*** Opening of SUPPLIED MATERIAL ***
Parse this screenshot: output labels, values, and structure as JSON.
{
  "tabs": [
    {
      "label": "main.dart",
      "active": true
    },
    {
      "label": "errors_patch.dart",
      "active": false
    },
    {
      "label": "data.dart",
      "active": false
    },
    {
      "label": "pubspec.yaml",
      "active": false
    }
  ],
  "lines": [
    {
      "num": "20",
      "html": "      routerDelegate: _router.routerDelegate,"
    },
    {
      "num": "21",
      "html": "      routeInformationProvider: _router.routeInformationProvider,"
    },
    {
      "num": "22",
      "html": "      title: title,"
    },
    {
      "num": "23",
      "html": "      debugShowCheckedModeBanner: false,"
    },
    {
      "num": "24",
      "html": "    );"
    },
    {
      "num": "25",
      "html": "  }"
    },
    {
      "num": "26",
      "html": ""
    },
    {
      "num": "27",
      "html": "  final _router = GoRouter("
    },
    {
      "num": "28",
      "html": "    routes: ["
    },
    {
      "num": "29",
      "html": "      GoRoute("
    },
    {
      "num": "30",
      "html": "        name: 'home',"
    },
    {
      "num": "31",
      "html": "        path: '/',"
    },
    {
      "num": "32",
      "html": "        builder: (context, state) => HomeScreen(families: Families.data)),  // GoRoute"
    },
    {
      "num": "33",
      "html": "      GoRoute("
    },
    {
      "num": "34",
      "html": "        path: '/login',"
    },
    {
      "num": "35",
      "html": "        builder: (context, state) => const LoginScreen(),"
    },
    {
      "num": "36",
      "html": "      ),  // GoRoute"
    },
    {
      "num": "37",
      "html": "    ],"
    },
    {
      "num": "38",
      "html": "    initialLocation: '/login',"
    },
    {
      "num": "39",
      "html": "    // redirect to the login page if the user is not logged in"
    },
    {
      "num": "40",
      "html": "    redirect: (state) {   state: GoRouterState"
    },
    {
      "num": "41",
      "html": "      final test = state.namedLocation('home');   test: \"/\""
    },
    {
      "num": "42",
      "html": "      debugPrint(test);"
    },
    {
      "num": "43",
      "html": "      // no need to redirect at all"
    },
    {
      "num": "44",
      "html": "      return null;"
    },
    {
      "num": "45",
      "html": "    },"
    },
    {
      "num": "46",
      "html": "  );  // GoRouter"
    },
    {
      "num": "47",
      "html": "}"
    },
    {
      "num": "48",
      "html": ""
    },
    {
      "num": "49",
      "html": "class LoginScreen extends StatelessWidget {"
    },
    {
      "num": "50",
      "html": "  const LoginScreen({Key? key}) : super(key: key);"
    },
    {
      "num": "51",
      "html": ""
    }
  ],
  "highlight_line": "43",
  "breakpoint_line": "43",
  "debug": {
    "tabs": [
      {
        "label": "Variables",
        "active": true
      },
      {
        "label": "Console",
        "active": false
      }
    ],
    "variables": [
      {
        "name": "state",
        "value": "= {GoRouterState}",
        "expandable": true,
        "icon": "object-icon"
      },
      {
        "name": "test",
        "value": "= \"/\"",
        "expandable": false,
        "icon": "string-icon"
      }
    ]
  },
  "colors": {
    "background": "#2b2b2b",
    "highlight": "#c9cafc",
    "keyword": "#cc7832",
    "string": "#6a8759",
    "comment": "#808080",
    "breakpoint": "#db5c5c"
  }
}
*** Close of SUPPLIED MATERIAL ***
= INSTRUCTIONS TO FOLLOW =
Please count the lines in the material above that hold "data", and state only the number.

= WRITTEN RESPONSE =
2